Volatility gripped the markets yesterday.  Initially the markets traded moderately lower on further Fed warnings about the necessity of further stimulus.  In mid-day, indices rallied on headlines that Treasury Secretary Mnuchin and House Leader Pelosi will meet “shortly” to discuss possible stimulus.  Late in the afternoon following a “big sell program” all markets went negative, ultimately closing with a 0.45% NASDAQ gain and 0.20% Dow gain.

Regarding yesterday’s data releases, new home sales greatly exceeded expectations but jobless claims moderately disappointed.

Speaking of new home sales, sales are at the highest level in 14 years.  The annual rate of sales in the last four months has increased more than 77%, the most for a comparable period since 1980.  The supply of new homes continued to fall.  At current sales pace, it would take 3.3 months to exhaust the supply, the shortest time frame in records to 1963.

Perhaps of considerable significance, the number of properties sold for which construction has not yet started jumped to the highest since 2006 thus suggesting builders may be busy for some time.

As noted several times, most people gauge their net worth by the value of their homes and the ability to sell their homes.

Commenting about jobless claims, claims were essentially unchanged versus the consensus estimate of a nominal decline.  Even though claims have declined over 88% from the peak, claims are still very elevated at 870,000.  To place the data into context, at the height of financial panic of 2008-09, claims never exceeded 665,000.

Next week is the last employment report before the election.  Recent confidence surveys have been considerably stronger than expected the result of the ability to obtain or change jobs, perhaps a direct contradiction to weekly jobless claims data.

Speaking of direct contradiction, St. Louis Fed Bank President James Bullard stated yesterday the “US economy may surge at a 35% annualized rate in the third quarter and the nation may be close to complete recovery by year-end.”

Bullard further remarked “with real GDP possibly rising at a 10% rate in the fourth quarter, national income at the end of this year would be in reach of the average level for 2019.

Perhaps the most contradictory remark is that he believed the economic recovery would remain on track “even without more fiscal aid,” commenting “the labor market outlook is bright given that many of the layoffs during the pandemic were temporary furloughs so there is room for a substantial decline in the official unemployment rate in months ahead.”

Wow!  If housing and the labor market ever works in sync, perhaps escape velocity or the illusive transition point where the economic expansion defined as 4% self-sustaining growth will finally be met after 12 years.  Such would be yet another black swan event.

What will happen today?

Last night the foreign markets were down.  London was down 0.63%, Paris down 1.80% and Frankfurt down 1.79%.  China was down 0.12%, Japan up 0.51% and Hang Sang down 0.32%.

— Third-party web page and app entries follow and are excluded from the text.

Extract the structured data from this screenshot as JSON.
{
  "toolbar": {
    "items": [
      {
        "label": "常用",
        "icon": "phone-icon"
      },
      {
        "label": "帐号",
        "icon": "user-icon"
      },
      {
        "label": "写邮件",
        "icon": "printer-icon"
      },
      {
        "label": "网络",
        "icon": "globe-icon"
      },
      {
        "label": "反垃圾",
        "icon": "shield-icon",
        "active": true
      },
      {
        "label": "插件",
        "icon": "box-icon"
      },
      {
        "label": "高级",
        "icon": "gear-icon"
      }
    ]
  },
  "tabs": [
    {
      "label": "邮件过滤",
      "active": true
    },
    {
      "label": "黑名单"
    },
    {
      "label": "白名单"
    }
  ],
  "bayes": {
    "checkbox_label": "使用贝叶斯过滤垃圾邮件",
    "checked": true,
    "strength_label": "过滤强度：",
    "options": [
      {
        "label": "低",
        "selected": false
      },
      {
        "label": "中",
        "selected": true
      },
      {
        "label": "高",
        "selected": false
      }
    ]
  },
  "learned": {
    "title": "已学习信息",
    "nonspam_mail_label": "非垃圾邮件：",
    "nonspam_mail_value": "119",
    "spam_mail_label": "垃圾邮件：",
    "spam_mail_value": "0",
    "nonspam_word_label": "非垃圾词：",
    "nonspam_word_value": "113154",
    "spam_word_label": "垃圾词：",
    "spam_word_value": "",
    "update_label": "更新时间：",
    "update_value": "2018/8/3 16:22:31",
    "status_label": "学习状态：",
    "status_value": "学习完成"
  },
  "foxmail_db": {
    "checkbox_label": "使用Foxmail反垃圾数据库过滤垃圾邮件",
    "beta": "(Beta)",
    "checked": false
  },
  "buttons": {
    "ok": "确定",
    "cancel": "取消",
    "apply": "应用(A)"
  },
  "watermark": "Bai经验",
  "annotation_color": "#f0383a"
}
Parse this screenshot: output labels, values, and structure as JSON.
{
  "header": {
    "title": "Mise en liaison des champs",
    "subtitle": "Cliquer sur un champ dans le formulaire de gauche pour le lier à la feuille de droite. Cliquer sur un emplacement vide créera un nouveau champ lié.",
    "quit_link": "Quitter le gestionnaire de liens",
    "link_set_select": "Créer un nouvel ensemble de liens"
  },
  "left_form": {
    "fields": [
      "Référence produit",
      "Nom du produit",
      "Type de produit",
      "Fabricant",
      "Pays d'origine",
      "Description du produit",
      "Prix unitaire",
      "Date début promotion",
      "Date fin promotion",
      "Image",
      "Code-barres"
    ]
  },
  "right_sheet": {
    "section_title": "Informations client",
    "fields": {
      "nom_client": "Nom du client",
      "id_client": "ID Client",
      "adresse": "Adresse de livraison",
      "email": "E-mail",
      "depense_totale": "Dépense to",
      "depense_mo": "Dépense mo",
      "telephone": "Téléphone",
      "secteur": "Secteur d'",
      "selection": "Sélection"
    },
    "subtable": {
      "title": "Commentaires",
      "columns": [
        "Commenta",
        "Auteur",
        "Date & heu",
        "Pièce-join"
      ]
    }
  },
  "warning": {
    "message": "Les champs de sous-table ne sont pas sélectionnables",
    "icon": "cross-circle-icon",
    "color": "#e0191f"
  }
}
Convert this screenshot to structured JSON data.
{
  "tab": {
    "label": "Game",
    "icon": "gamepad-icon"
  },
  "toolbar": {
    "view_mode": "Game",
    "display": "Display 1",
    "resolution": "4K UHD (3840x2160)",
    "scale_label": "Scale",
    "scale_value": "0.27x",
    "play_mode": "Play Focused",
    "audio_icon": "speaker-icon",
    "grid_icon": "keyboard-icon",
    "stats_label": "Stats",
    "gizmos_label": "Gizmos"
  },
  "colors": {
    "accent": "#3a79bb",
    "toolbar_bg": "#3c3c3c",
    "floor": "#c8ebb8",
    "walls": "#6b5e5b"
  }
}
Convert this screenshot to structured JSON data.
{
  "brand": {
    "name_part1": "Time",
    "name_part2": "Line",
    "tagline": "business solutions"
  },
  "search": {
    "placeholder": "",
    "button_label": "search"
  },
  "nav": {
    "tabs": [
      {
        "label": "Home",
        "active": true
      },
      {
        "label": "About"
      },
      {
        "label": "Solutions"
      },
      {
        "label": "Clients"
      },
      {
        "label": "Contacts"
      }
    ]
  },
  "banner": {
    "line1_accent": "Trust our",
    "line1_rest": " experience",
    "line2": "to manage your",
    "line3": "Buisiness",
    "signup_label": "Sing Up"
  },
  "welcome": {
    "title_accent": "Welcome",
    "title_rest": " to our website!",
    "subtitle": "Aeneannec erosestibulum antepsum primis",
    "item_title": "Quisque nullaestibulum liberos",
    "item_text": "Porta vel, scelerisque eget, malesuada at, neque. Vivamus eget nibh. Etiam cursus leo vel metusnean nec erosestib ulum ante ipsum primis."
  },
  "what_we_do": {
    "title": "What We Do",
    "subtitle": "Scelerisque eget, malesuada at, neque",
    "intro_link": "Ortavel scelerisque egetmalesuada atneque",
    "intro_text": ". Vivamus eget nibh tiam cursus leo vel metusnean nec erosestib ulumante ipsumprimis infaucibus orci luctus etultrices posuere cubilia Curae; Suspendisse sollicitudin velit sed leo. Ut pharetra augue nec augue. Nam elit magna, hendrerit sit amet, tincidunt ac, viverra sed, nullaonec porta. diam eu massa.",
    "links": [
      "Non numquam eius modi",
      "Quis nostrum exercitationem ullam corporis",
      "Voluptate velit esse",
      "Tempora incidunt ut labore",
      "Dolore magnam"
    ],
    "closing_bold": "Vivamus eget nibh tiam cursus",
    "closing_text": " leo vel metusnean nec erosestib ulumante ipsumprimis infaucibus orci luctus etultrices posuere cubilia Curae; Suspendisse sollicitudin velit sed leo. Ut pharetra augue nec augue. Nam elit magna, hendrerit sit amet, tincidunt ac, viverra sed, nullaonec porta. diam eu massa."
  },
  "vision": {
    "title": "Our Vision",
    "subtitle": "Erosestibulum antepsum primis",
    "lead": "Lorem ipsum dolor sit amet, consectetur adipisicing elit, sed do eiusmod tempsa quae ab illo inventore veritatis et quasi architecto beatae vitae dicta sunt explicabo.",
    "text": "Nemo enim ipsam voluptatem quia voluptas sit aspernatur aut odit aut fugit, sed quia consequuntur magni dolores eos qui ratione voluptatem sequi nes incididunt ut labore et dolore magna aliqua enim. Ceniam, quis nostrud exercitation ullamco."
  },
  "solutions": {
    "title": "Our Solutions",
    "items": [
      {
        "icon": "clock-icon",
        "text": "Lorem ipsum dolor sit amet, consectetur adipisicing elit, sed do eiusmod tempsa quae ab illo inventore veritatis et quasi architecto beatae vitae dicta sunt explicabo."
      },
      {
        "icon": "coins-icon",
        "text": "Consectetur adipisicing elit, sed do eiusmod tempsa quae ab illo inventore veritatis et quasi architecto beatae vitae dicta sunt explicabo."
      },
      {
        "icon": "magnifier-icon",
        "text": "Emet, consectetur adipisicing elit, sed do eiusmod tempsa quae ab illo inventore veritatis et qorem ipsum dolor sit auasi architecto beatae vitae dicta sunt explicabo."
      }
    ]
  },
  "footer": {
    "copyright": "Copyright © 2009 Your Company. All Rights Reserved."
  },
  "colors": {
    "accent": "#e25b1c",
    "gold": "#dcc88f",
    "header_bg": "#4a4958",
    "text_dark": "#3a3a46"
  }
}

The Dow should open moderately lower.  Issues weighing upon the opening includes a global uptick in virus cases, stimulus debate and general political rancor.   The 10-year is up 2/32 to yield 0.65%.


The views expressed herein are those of Kent Engelke and do not necessarily reflect those of Capitol Securities Management. The information contained herein has been compiled from sources believed to be reliable; however, there is no guarantee of its accuracy or completeness. Any opinions expressed are statements of judgment on this date and are subject to certain risks and uncertainties which could cause actual results to differ materially from those currently anticipated or projected. Any future dividends, interest, yields and event dates listed may be subject to change. An investor cannot invest in an index, and its returns are not indicative of the performance of any specific investment. Past performance is not indicative of future results. The material provided in Daily Market Commentaries or on this website should be used for informational purposes only and in no way should be relied upon for financial advice. Please be sure to consult your own financial advisor when making decisions regarding your financial management. Members of FINRA and SIPC, Capitol Securities Management is a privately owned full-service retail brokerage and investment advisory firm headquartered in Richmond, Virginia. For nearly 30 years, we have been serving the needs of our investors. Today, more than 200 Capitol Securities Management investment professionals and support staff serve approximately 18,000 customer accounts from Southern Florida to the New England coast.